December 10th, 2018 / By: / Out There

Photos: Nir Meiri

London-based designer Nir Meiri selects materials for his creations that most would not consider. Recently, the Nir Meiri Design Studio presented Mycelium Lights at the London Design Festival 2018. According to, this is its latest project—the result of ongoing material research in mycelium, the vegetative part of the fungus, which has led to the design of the lamp collection.

Founded in 2010, the design studio carefully selects materials, which are often raw and wild, and shapes them into forms that can function as everyday products. The studio’s website lauds mushrooms or fungi as “truly wondrous organisms with significant untapped potential.” The mycelium grows by consuming organic and synthetic waste and can be shaped as desired. Different types of water can also alter its properties, the studio says.

To create the collection, the designer inserted the mycelium inside a mold to grow. Once it reached the desired form, the mycelium is used as the lampshade assembled into a metal base, glowing back as soft as natural light.

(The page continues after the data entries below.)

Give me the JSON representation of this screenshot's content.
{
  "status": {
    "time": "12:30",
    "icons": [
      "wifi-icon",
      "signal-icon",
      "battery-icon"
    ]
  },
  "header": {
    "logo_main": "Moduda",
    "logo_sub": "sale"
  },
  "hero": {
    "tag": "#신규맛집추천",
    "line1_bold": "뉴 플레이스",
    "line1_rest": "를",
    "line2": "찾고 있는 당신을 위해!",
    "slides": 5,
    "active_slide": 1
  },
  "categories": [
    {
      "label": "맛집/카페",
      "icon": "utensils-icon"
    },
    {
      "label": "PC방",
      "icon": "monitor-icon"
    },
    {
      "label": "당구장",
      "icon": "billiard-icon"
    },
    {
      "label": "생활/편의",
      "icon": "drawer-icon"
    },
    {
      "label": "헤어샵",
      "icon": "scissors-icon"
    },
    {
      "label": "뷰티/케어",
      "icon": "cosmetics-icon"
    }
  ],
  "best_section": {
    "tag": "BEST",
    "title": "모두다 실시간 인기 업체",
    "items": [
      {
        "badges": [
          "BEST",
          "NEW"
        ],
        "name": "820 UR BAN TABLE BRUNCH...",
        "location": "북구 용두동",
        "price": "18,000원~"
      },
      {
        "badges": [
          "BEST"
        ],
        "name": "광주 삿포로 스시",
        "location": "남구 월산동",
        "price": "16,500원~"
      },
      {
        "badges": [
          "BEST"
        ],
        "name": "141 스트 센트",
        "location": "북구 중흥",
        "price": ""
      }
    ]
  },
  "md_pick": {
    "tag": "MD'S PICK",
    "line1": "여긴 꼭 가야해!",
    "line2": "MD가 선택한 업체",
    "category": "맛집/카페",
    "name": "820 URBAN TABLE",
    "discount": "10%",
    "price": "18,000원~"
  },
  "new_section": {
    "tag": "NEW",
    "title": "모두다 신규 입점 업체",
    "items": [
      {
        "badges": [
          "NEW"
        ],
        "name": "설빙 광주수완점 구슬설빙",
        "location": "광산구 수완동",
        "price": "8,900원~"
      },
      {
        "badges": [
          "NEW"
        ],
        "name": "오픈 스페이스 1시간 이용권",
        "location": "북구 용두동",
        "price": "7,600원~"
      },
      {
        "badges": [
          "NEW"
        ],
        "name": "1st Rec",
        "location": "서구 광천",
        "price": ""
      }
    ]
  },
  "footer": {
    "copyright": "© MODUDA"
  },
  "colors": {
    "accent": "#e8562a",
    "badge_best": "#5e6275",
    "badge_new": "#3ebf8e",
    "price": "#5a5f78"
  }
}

The project is a collaboration between the studio and BIOHM, a London-based startup working on developing sustainable solutions for the built environment. Together, they want to find solutions to rid the planet of synthetic waste.